▶

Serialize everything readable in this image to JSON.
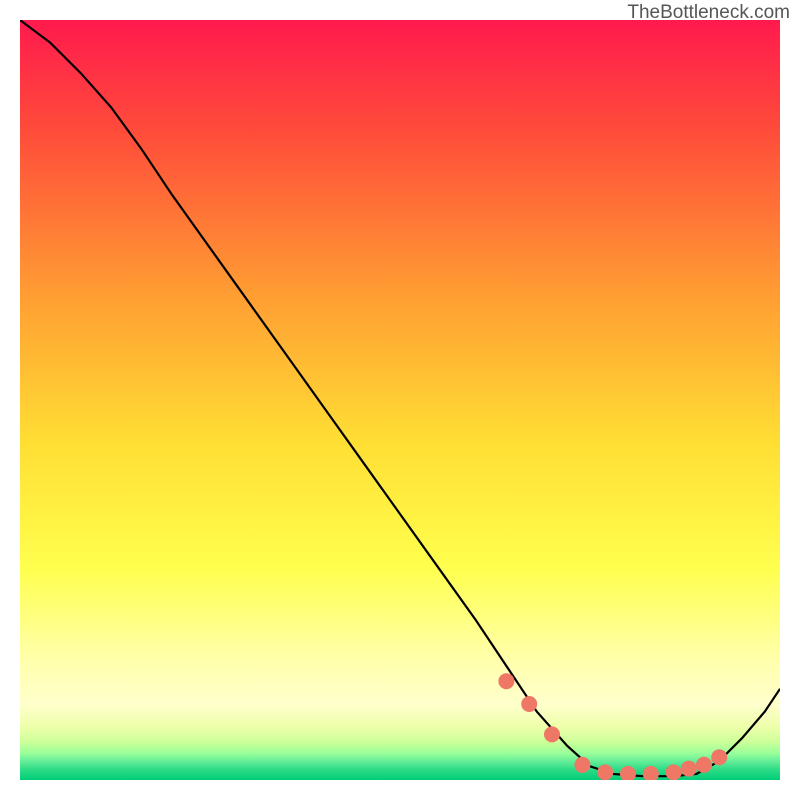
{
  "watermark": "TheBottleneck.com",
  "chart_data": {
    "type": "line",
    "title": "",
    "xlabel": "",
    "ylabel": "",
    "xlim": [
      0,
      100
    ],
    "ylim": [
      0,
      100
    ],
    "gradient_stops": [
      {
        "offset": 0,
        "color": "#ff1a4d"
      },
      {
        "offset": 0.15,
        "color": "#ff4d3a"
      },
      {
        "offset": 0.35,
        "color": "#ff9933"
      },
      {
        "offset": 0.55,
        "color": "#ffdd33"
      },
      {
        "offset": 0.72,
        "color": "#ffff4d"
      },
      {
        "offset": 0.84,
        "color": "#ffffaa"
      },
      {
        "offset": 0.9,
        "color": "#ffffcc"
      },
      {
        "offset": 0.93,
        "color": "#eeffaa"
      },
      {
        "offset": 0.95,
        "color": "#ccff99"
      },
      {
        "offset": 0.965,
        "color": "#99ff99"
      },
      {
        "offset": 0.975,
        "color": "#66ee99"
      },
      {
        "offset": 0.985,
        "color": "#33dd88"
      },
      {
        "offset": 1.0,
        "color": "#00cc77"
      }
    ],
    "curve": {
      "x": [
        0,
        4,
        8,
        12,
        16,
        20,
        25,
        30,
        35,
        40,
        45,
        50,
        55,
        60,
        64,
        68,
        72,
        75,
        78,
        82,
        86,
        89,
        92,
        95,
        98,
        100
      ],
      "y": [
        100,
        97,
        93,
        88.5,
        83,
        77,
        70,
        63,
        56,
        49,
        42,
        35,
        28,
        21,
        15,
        9,
        4.5,
        1.8,
        0.8,
        0.5,
        0.5,
        0.8,
        2.5,
        5.5,
        9,
        12
      ]
    },
    "dots": {
      "x": [
        64,
        67,
        70,
        74,
        77,
        80,
        83,
        86,
        88,
        90,
        92
      ],
      "y": [
        13,
        10,
        6,
        2,
        1,
        0.8,
        0.8,
        1,
        1.5,
        2,
        3
      ],
      "color": "#ee7766",
      "radius": 8
    }
  }
}
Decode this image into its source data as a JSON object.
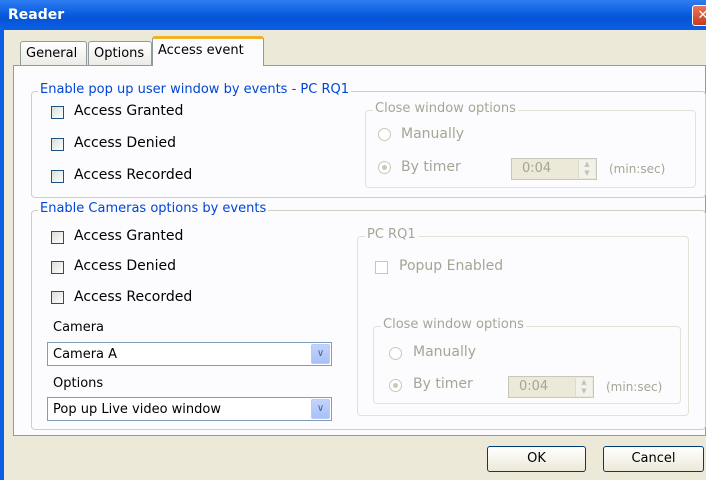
{
  "window": {
    "title": "Reader",
    "close_glyph": "✕"
  },
  "tabs": [
    {
      "label": "General"
    },
    {
      "label": "Options"
    },
    {
      "label": "Access event",
      "active": true
    }
  ],
  "popup_group": {
    "legend": "Enable pop up user window by events - PC RQ1",
    "checkboxes": [
      {
        "label": "Access Granted",
        "checked": false
      },
      {
        "label": "Access Denied",
        "checked": false
      },
      {
        "label": "Access Recorded",
        "checked": false
      }
    ],
    "close_options": {
      "legend": "Close window options",
      "manually_label": "Manually",
      "by_timer_label": "By timer",
      "timer_value": "0:04",
      "unit_label": "(min:sec)",
      "selected": "By timer"
    }
  },
  "cameras_group": {
    "legend": "Enable Cameras options by events",
    "checkboxes": [
      {
        "label": "Access Granted",
        "checked": false
      },
      {
        "label": "Access Denied",
        "checked": false
      },
      {
        "label": "Access Recorded",
        "checked": false
      }
    ],
    "camera_label": "Camera",
    "camera_value": "Camera A",
    "options_label": "Options",
    "options_value": "Pop up Live video window",
    "pc_group": {
      "legend": "PC RQ1",
      "popup_enabled_label": "Popup Enabled",
      "close_options": {
        "legend": "Close window options",
        "manually_label": "Manually",
        "by_timer_label": "By timer",
        "timer_value": "0:04",
        "unit_label": "(min:sec)",
        "selected": "By timer"
      }
    }
  },
  "buttons": {
    "ok": "OK",
    "cancel": "Cancel"
  },
  "icons": {
    "dropdown": "chevron-down-icon",
    "spin_up": "▲",
    "spin_down": "▼"
  },
  "colors": {
    "title_bar": "#0a5ee0",
    "group_legend": "#0046d5",
    "disabled_text": "#a5a597",
    "tab_highlight": "#f2b02b"
  }
}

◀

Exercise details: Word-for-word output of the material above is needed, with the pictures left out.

Answer to the exercise:
Serialize everything readable in this image to JSON.
{
  "watermark": "TheBottleneck.com",
  "chart_data": {
    "type": "line",
    "title": "",
    "xlabel": "",
    "ylabel": "",
    "xlim": [
      0,
      100
    ],
    "ylim": [
      0,
      100
    ],
    "gradient_stops": [
      {
        "offset": 0,
        "color": "#ff1a4d"
      },
      {
        "offset": 0.15,
        "color": "#ff4d3a"
      },
      {
        "offset": 0.35,
        "color": "#ff9933"
      },
      {
        "offset": 0.55,
        "color": "#ffdd33"
      },
      {
        "offset": 0.72,
        "color": "#ffff4d"
      },
      {
        "offset": 0.84,
        "color": "#ffffaa"
      },
      {
        "offset": 0.9,
        "color": "#ffffcc"
      },
      {
        "offset": 0.93,
        "color": "#eeffaa"
      },
      {
        "offset": 0.95,
        "color": "#ccff99"
      },
      {
        "offset": 0.965,
        "color": "#99ff99"
      },
      {
        "offset": 0.975,
        "color": "#66ee99"
      },
      {
        "offset": 0.985,
        "color": "#33dd88"
      },
      {
        "offset": 1.0,
        "color": "#00cc77"
      }
    ],
    "curve": {
      "x": [
        0,
        4,
        8,
        12,
        16,
        20,
        25,
        30,
        35,
        40,
        45,
        50,
        55,
        60,
        64,
        68,
        72,
        75,
        78,
        82,
        86,
        89,
        92,
        95,
        98,
        100
      ],
      "y": [
        100,
        97,
        93,
        88.5,
        83,
        77,
        70,
        63,
        56,
        49,
        42,
        35,
        28,
        21,
        15,
        9,
        4.5,
        1.8,
        0.8,
        0.5,
        0.5,
        0.8,
        2.5,
        5.5,
        9,
        12
      ]
    },
    "dots": {
      "x": [
        64,
        67,
        70,
        74,
        77,
        80,
        83,
        86,
        88,
        90,
        92
      ],
      "y": [
        13,
        10,
        6,
        2,
        1,
        0.8,
        0.8,
        1,
        1.5,
        2,
        3
      ],
      "color": "#ee7766",
      "radius": 8
    }
  }
}
Decode this image into its source data as a JSON object.
{
  "window": {
    "title": "Reader",
    "close_glyph": "✕"
  },
  "tabs": [
    {
      "label": "General"
    },
    {
      "label": "Options"
    },
    {
      "label": "Access event",
      "active": true
    }
  ],
  "popup_group": {
    "legend": "Enable pop up user window by events - PC RQ1",
    "checkboxes": [
      {
        "label": "Access Granted",
        "checked": false
      },
      {
        "label": "Access Denied",
        "checked": false
      },
      {
        "label": "Access Recorded",
        "checked": false
      }
    ],
    "close_options": {
      "legend": "Close window options",
      "manually_label": "Manually",
      "by_timer_label": "By timer",
      "timer_value": "0:04",
      "unit_label": "(min:sec)",
      "selected": "By timer"
    }
  },
  "cameras_group": {
    "legend": "Enable Cameras options by events",
    "checkboxes": [
      {
        "label": "Access Granted",
        "checked": false
      },
      {
        "label": "Access Denied",
        "checked": false
      },
      {
        "label": "Access Recorded",
        "checked": false
      }
    ],
    "camera_label": "Camera",
    "camera_value": "Camera A",
    "options_label": "Options",
    "options_value": "Pop up Live video window",
    "pc_group": {
      "legend": "PC RQ1",
      "popup_enabled_label": "Popup Enabled",
      "close_options": {
        "legend": "Close window options",
        "manually_label": "Manually",
        "by_timer_label": "By timer",
        "timer_value": "0:04",
        "unit_label": "(min:sec)",
        "selected": "By timer"
      }
    }
  },
  "buttons": {
    "ok": "OK",
    "cancel": "Cancel"
  },
  "icons": {
    "dropdown": "chevron-down-icon",
    "spin_up": "▲",
    "spin_down": "▼"
  },
  "colors": {
    "title_bar": "#0a5ee0",
    "group_legend": "#0046d5",
    "disabled_text": "#a5a597",
    "tab_highlight": "#f2b02b"
  }
}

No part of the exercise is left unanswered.